═════ THE DATA

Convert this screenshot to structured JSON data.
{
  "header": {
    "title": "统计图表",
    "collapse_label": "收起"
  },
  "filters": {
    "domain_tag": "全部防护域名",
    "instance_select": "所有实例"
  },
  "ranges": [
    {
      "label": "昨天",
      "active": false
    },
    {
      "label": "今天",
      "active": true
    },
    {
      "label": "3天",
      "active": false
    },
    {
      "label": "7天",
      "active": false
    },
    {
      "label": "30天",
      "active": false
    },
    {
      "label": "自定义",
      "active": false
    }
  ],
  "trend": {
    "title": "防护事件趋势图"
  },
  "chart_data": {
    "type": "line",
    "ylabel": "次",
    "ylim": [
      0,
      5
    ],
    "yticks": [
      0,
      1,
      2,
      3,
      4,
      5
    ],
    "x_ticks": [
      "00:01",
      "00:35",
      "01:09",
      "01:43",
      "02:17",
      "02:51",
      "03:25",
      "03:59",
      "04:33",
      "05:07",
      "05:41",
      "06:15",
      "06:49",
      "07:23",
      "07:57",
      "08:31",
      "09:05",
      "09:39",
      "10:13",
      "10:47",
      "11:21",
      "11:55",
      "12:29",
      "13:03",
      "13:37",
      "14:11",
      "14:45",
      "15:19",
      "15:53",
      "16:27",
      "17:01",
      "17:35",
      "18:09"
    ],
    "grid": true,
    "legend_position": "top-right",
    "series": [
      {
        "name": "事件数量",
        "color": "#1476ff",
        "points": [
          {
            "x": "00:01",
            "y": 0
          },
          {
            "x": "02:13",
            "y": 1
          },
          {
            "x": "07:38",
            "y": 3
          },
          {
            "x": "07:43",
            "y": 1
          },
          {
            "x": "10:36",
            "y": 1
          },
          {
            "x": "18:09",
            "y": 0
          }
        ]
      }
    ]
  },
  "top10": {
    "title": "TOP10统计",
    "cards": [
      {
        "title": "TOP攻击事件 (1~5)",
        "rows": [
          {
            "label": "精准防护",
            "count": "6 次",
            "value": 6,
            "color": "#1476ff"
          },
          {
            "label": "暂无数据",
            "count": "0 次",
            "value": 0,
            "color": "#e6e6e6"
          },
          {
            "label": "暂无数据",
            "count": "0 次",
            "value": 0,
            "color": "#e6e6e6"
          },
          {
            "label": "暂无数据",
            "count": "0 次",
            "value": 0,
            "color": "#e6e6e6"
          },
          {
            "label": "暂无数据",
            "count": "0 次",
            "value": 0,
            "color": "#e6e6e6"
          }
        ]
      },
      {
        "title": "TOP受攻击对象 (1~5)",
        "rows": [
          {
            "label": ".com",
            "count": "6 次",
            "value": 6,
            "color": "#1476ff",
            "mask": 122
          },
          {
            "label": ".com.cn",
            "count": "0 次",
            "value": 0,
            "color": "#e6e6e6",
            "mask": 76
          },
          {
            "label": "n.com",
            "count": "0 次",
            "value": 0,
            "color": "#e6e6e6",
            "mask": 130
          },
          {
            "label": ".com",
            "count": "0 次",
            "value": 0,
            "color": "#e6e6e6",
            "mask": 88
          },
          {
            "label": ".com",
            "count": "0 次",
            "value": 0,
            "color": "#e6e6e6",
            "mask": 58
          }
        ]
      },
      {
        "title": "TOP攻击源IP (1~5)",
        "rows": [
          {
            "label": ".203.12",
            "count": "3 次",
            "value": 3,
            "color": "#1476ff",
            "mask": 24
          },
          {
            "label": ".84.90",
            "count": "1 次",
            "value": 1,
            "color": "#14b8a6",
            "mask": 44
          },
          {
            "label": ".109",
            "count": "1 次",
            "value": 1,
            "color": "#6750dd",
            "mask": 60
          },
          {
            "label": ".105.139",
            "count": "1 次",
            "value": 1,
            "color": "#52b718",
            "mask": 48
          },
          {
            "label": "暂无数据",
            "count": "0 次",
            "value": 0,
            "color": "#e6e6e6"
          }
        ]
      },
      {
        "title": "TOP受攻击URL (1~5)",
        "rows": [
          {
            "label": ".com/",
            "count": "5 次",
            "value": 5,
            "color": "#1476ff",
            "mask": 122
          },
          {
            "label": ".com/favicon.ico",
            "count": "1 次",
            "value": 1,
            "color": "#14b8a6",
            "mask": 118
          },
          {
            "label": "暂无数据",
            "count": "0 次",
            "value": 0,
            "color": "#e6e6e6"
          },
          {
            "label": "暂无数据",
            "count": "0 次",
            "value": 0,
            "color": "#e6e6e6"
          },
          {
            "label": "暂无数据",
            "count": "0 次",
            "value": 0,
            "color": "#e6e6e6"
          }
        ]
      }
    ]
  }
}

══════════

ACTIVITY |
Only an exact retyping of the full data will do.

ANSWER SPACE |
Convert this screenshot to structured JSON data.
{
  "header": {
    "title": "统计图表",
    "collapse_label": "收起"
  },
  "filters": {
    "domain_tag": "全部防护域名",
    "instance_select": "所有实例"
  },
  "ranges": [
    {
      "label": "昨天",
      "active": false
    },
    {
      "label": "今天",
      "active": true
    },
    {
      "label": "3天",
      "active": false
    },
    {
      "label": "7天",
      "active": false
    },
    {
      "label": "30天",
      "active": false
    },
    {
      "label": "自定义",
      "active": false
    }
  ],
  "trend": {
    "title": "防护事件趋势图"
  },
  "chart_data": {
    "type": "line",
    "ylabel": "次",
    "ylim": [
      0,
      5
    ],
    "yticks": [
      0,
      1,
      2,
      3,
      4,
      5
    ],
    "x_ticks": [
      "00:01",
      "00:35",
      "01:09",
      "01:43",
      "02:17",
      "02:51",
      "03:25",
      "03:59",
      "04:33",
      "05:07",
      "05:41",
      "06:15",
      "06:49",
      "07:23",
      "07:57",
      "08:31",
      "09:05",
      "09:39",
      "10:13",
      "10:47",
      "11:21",
      "11:55",
      "12:29",
      "13:03",
      "13:37",
      "14:11",
      "14:45",
      "15:19",
      "15:53",
      "16:27",
      "17:01",
      "17:35",
      "18:09"
    ],
    "grid": true,
    "legend_position": "top-right",
    "series": [
      {
        "name": "事件数量",
        "color": "#1476ff",
        "points": [
          {
            "x": "00:01",
            "y": 0
          },
          {
            "x": "02:13",
            "y": 1
          },
          {
            "x": "07:38",
            "y": 3
          },
          {
            "x": "07:43",
            "y": 1
          },
          {
            "x": "10:36",
            "y": 1
          },
          {
            "x": "18:09",
            "y": 0
          }
        ]
      }
    ]
  },
  "top10": {
    "title": "TOP10统计",
    "cards": [
      {
        "title": "TOP攻击事件 (1~5)",
        "rows": [
          {
            "label": "精准防护",
            "count": "6 次",
            "value": 6,
            "color": "#1476ff"
          },
          {
            "label": "暂无数据",
            "count": "0 次",
            "value": 0,
            "color": "#e6e6e6"
          },
          {
            "label": "暂无数据",
            "count": "0 次",
            "value": 0,
            "color": "#e6e6e6"
          },
          {
            "label": "暂无数据",
            "count": "0 次",
            "value": 0,
            "color": "#e6e6e6"
          },
          {
            "label": "暂无数据",
            "count": "0 次",
            "value": 0,
            "color": "#e6e6e6"
          }
        ]
      },
      {
        "title": "TOP受攻击对象 (1~5)",
        "rows": [
          {
            "label": ".com",
            "count": "6 次",
            "value": 6,
            "color": "#1476ff",
            "mask": 122
          },
          {
            "label": ".com.cn",
            "count": "0 次",
            "value": 0,
            "color": "#e6e6e6",
            "mask": 76
          },
          {
            "label": "n.com",
            "count": "0 次",
            "value": 0,
            "color": "#e6e6e6",
            "mask": 130
          },
          {
            "label": ".com",
            "count": "0 次",
            "value": 0,
            "color": "#e6e6e6",
            "mask": 88
          },
          {
            "label": ".com",
            "count": "0 次",
            "value": 0,
            "color": "#e6e6e6",
            "mask": 58
          }
        ]
      },
      {
        "title": "TOP攻击源IP (1~5)",
        "rows": [
          {
            "label": ".203.12",
            "count": "3 次",
            "value": 3,
            "color": "#1476ff",
            "mask": 24
          },
          {
            "label": ".84.90",
            "count": "1 次",
            "value": 1,
            "color": "#14b8a6",
            "mask": 44
          },
          {
            "label": ".109",
            "count": "1 次",
            "value": 1,
            "color": "#6750dd",
            "mask": 60
          },
          {
            "label": ".105.139",
            "count": "1 次",
            "value": 1,
            "color": "#52b718",
            "mask": 48
          },
          {
            "label": "暂无数据",
            "count": "0 次",
            "value": 0,
            "color": "#e6e6e6"
          }
        ]
      },
      {
        "title": "TOP受攻击URL (1~5)",
        "rows": [
          {
            "label": ".com/",
            "count": "5 次",
            "value": 5,
            "color": "#1476ff",
            "mask": 122
          },
          {
            "label": ".com/favicon.ico",
            "count": "1 次",
            "value": 1,
            "color": "#14b8a6",
            "mask": 118
          },
          {
            "label": "暂无数据",
            "count": "0 次",
            "value": 0,
            "color": "#e6e6e6"
          },
          {
            "label": "暂无数据",
            "count": "0 次",
            "value": 0,
            "color": "#e6e6e6"
          },
          {
            "label": "暂无数据",
            "count": "0 次",
            "value": 0,
            "color": "#e6e6e6"
          }
        ]
      }
    ]
  }
}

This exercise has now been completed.